(SOURCE RECORDS):
● ● ● ●
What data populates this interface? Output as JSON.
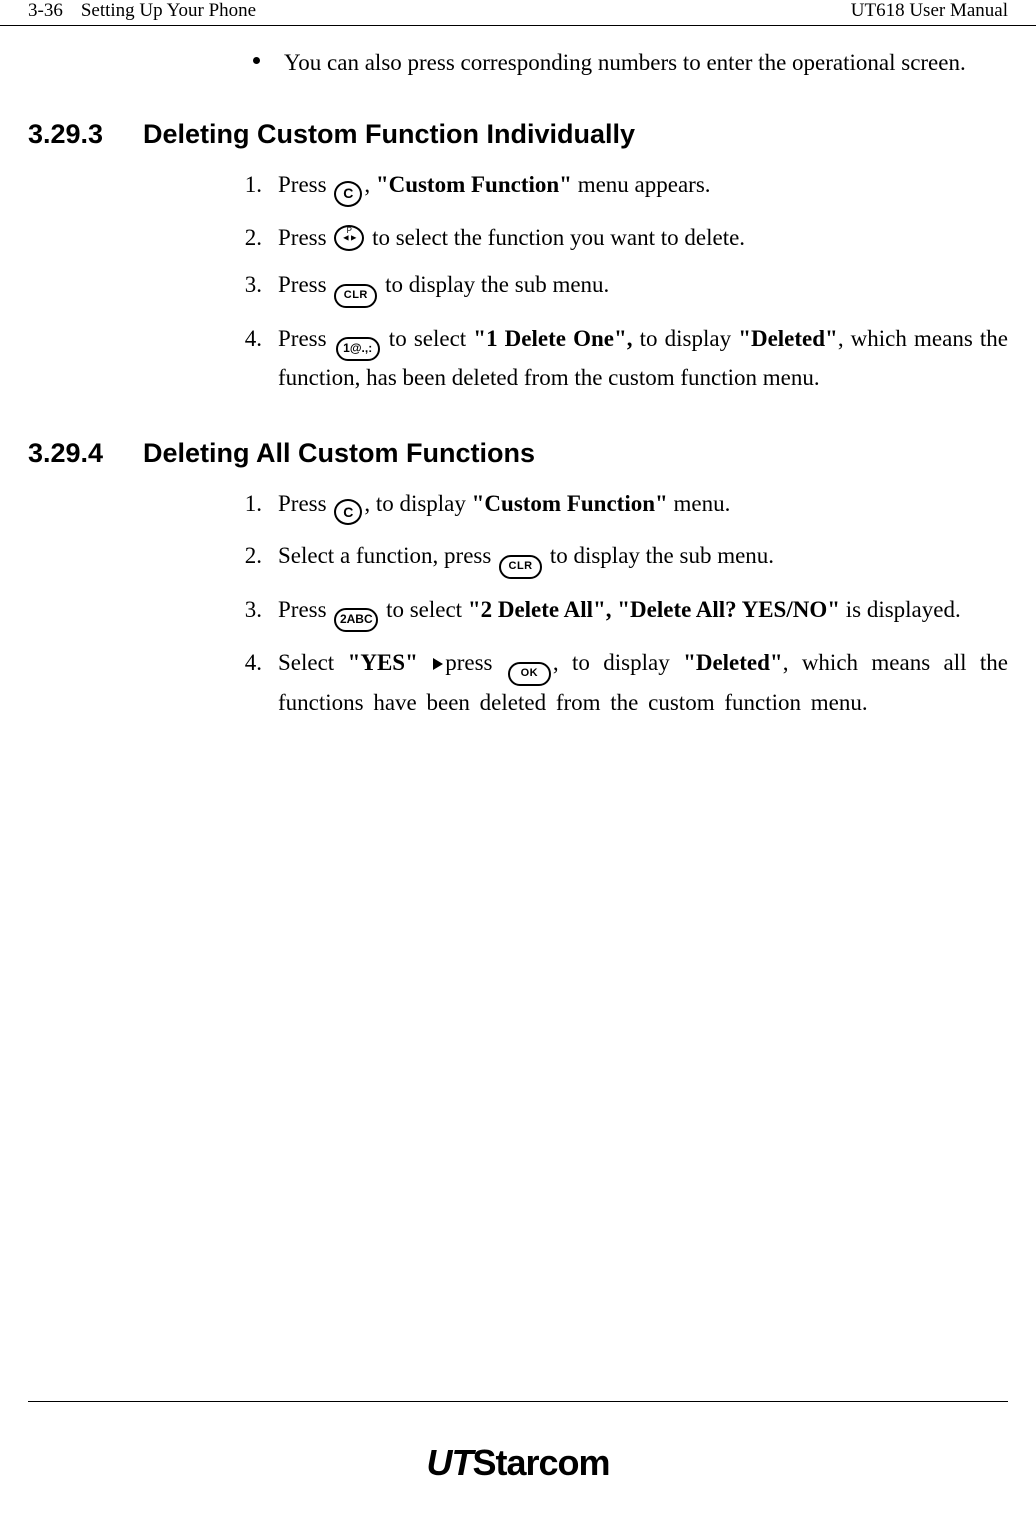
{
  "header": {
    "page_num": "3-36",
    "chapter": "Setting Up Your Phone",
    "manual": "UT618 User Manual"
  },
  "intro_bullet": "You can also press corresponding numbers to enter the operational screen.",
  "section1": {
    "number": "3.29.3",
    "title": "Deleting Custom Function Individually",
    "items": [
      {
        "n": "1.",
        "pre": "Press ",
        "icon": "c-circle",
        "post_a": ", ",
        "bold_a": "\"Custom Function\"",
        "post_b": " menu appears."
      },
      {
        "n": "2.",
        "pre": "Press ",
        "icon": "nav-circle",
        "post_a": " to select the function you want to delete."
      },
      {
        "n": "3.",
        "pre": "Press ",
        "icon": "clr-oval",
        "post_a": " to display the sub menu."
      },
      {
        "n": "4.",
        "pre": "Press ",
        "icon": "1-pill",
        "post_a": " to select ",
        "bold_a": "\"1 Delete One\",",
        "mid": " to display ",
        "bold_b": "\"Deleted\"",
        "post_b": ", which means the function, has been deleted from the custom function menu."
      }
    ]
  },
  "section2": {
    "number": "3.29.4",
    "title": "Deleting All Custom Functions",
    "items": [
      {
        "n": "1.",
        "pre": "Press ",
        "icon": "c-circle",
        "post_a": ", to display ",
        "bold_a": "\"Custom Function\"",
        "post_b": " menu."
      },
      {
        "n": "2.",
        "pre": "Select a function, press ",
        "icon": "clr-oval",
        "post_a": " to display the sub menu."
      },
      {
        "n": "3.",
        "pre": "Press ",
        "icon": "2-pill",
        "post_a": " to select ",
        "bold_a": "\"2 Delete All\", \"Delete All? YES/NO\"",
        "post_b": " is displayed."
      },
      {
        "n": "4.",
        "pre": "Select ",
        "bold_pre": "\"YES\"",
        "tri": true,
        "mid_pre": "press ",
        "icon": "ok-oval",
        "post_a": ", to display ",
        "bold_a": "\"Deleted\"",
        "post_b": ", which means all the functions have been deleted from the custom function menu."
      }
    ]
  },
  "footer": {
    "logo": "UTStarcom"
  },
  "icons": {
    "c-circle": "C",
    "clr-oval": "CLR",
    "ok-oval": "OK",
    "1-pill": "1@.,:",
    "2-pill": "2ABC"
  }
}
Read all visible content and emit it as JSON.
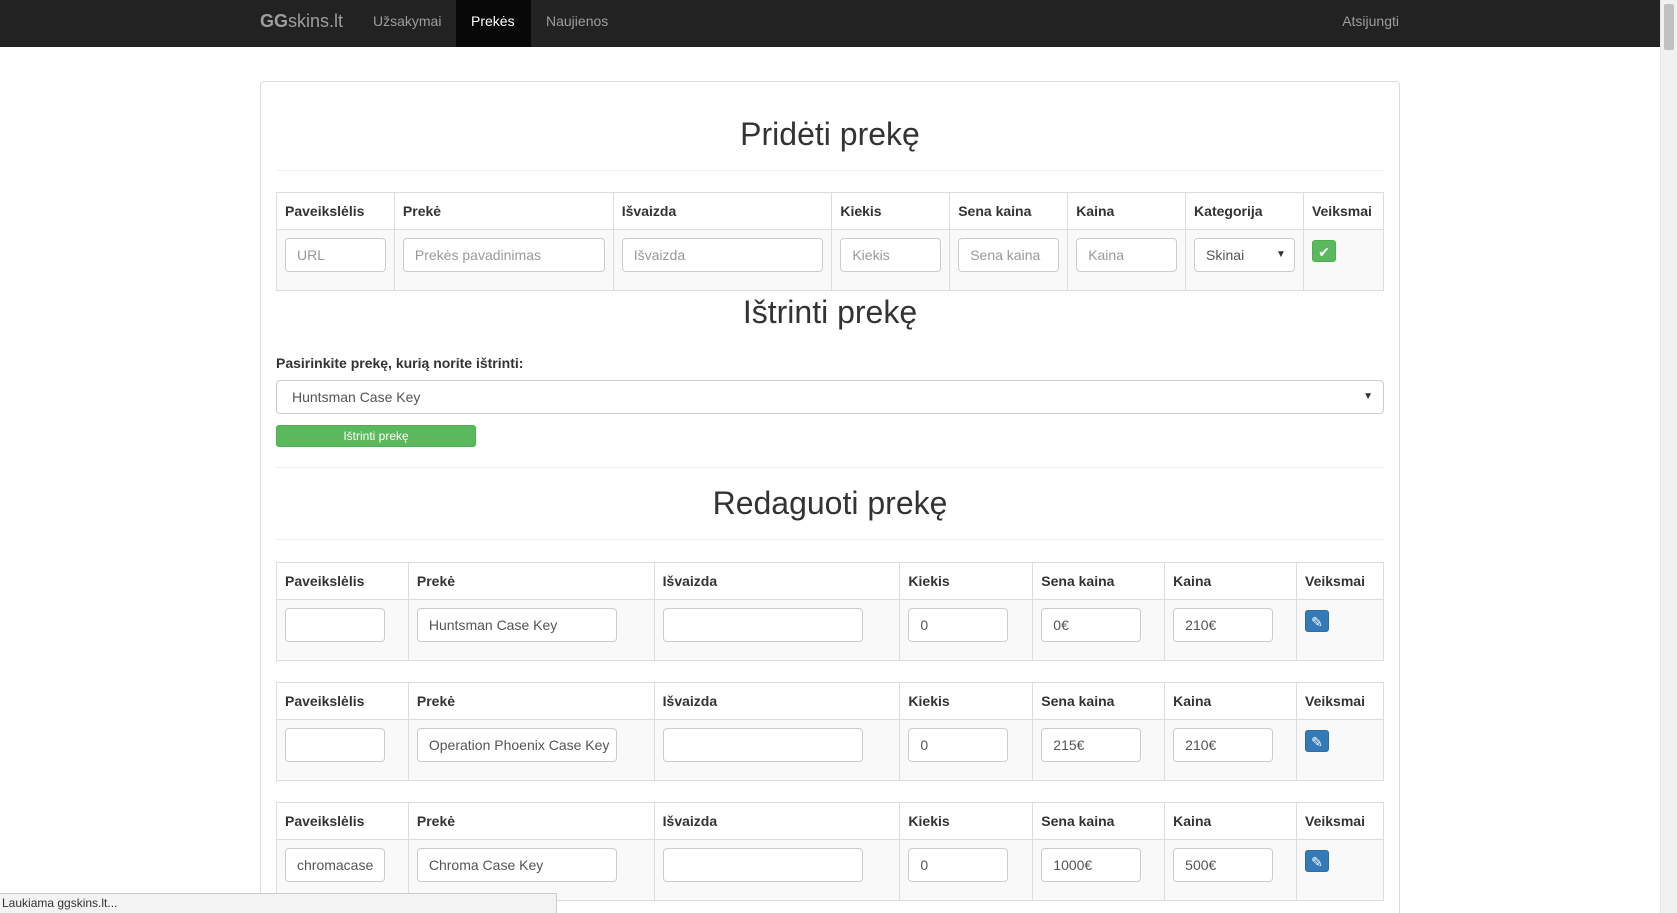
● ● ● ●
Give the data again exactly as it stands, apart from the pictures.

What data populates this interface? Output as JSON.
{
  "header": {
    "page_num": "3-36",
    "chapter": "Setting Up Your Phone",
    "manual": "UT618 User Manual"
  },
  "intro_bullet": "You can also press corresponding numbers to enter the operational screen.",
  "section1": {
    "number": "3.29.3",
    "title": "Deleting Custom Function Individually",
    "items": [
      {
        "n": "1.",
        "pre": "Press ",
        "icon": "c-circle",
        "post_a": ", ",
        "bold_a": "\"Custom Function\"",
        "post_b": " menu appears."
      },
      {
        "n": "2.",
        "pre": "Press ",
        "icon": "nav-circle",
        "post_a": " to select the function you want to delete."
      },
      {
        "n": "3.",
        "pre": "Press ",
        "icon": "clr-oval",
        "post_a": " to display the sub menu."
      },
      {
        "n": "4.",
        "pre": "Press ",
        "icon": "1-pill",
        "post_a": " to select ",
        "bold_a": "\"1 Delete One\",",
        "mid": " to display ",
        "bold_b": "\"Deleted\"",
        "post_b": ", which means the function, has been deleted from the custom function menu."
      }
    ]
  },
  "section2": {
    "number": "3.29.4",
    "title": "Deleting All Custom Functions",
    "items": [
      {
        "n": "1.",
        "pre": "Press ",
        "icon": "c-circle",
        "post_a": ", to display ",
        "bold_a": "\"Custom Function\"",
        "post_b": " menu."
      },
      {
        "n": "2.",
        "pre": "Select a function, press ",
        "icon": "clr-oval",
        "post_a": " to display the sub menu."
      },
      {
        "n": "3.",
        "pre": "Press ",
        "icon": "2-pill",
        "post_a": " to select ",
        "bold_a": "\"2 Delete All\", \"Delete All? YES/NO\"",
        "post_b": " is displayed."
      },
      {
        "n": "4.",
        "pre": "Select ",
        "bold_pre": "\"YES\"",
        "tri": true,
        "mid_pre": "press ",
        "icon": "ok-oval",
        "post_a": ", to display ",
        "bold_a": "\"Deleted\"",
        "post_b": ", which means all the functions have been deleted from the custom function menu."
      }
    ]
  },
  "footer": {
    "logo": "UTStarcom"
  },
  "icons": {
    "c-circle": "C",
    "clr-oval": "CLR",
    "ok-oval": "OK",
    "1-pill": "1@.,:",
    "2-pill": "2ABC"
  }
}
Read all visible content and emit it as JSON.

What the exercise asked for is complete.